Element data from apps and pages
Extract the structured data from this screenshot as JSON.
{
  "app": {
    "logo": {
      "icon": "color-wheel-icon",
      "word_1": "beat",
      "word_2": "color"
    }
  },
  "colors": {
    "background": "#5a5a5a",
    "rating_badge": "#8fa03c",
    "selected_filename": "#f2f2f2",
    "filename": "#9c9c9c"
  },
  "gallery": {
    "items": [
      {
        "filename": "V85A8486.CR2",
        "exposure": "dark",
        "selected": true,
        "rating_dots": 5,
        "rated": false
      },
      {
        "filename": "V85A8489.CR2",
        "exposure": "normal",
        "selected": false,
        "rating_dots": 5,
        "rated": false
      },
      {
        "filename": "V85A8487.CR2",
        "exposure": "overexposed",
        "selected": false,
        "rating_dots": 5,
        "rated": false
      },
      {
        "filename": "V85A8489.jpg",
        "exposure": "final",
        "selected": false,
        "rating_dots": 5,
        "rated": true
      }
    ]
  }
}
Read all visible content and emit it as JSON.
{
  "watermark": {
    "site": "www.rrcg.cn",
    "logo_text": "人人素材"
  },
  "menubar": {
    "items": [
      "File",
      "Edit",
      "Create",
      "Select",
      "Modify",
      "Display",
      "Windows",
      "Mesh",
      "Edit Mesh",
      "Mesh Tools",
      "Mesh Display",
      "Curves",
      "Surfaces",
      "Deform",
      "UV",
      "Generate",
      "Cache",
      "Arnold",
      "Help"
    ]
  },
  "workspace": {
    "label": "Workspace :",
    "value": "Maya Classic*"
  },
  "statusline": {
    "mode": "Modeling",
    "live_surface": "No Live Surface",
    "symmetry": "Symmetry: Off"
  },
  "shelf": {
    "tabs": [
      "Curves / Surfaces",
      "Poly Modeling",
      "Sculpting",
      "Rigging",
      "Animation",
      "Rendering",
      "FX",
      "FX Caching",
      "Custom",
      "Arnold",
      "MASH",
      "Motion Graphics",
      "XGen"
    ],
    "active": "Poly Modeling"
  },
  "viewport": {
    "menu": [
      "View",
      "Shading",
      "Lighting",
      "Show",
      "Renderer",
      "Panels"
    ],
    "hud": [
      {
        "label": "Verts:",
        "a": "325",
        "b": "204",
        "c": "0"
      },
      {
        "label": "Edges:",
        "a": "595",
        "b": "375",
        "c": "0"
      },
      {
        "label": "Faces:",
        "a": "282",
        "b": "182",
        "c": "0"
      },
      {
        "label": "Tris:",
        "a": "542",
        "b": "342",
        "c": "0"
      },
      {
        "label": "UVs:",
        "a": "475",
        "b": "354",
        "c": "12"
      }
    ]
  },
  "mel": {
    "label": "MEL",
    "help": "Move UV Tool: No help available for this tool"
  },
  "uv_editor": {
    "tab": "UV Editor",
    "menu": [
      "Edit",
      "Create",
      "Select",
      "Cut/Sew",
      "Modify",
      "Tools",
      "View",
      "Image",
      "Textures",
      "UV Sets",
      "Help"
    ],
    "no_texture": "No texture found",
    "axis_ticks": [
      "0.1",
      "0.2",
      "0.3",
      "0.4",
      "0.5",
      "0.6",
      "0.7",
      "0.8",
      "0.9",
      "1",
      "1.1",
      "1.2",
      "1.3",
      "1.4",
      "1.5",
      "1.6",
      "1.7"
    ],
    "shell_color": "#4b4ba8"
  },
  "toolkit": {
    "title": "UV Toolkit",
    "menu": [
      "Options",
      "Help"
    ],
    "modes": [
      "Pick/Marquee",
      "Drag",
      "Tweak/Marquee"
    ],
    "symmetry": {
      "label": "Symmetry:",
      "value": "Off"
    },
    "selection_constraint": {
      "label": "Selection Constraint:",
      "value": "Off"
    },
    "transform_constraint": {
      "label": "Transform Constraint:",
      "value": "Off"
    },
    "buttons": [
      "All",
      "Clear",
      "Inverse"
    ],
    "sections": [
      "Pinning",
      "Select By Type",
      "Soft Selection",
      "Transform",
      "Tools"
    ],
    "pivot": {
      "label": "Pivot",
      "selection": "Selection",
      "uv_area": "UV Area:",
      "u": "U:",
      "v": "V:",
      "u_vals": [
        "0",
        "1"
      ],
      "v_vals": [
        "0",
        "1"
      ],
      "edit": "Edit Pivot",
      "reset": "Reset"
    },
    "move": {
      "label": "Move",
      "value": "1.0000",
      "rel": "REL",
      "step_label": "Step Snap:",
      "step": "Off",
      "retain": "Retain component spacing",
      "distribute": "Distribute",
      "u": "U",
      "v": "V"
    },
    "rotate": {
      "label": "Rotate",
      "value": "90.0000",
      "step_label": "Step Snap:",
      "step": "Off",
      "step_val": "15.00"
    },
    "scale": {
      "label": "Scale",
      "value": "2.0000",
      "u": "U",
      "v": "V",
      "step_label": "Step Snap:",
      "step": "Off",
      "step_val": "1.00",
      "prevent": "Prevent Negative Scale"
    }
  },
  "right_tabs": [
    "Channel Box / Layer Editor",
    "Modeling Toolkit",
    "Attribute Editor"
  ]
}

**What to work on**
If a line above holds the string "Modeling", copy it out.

**Solved exercise**
    "mode": "Modeling",
      "Poly Modeling",
    "active": "Poly Modeling"
    "Modeling Toolkit",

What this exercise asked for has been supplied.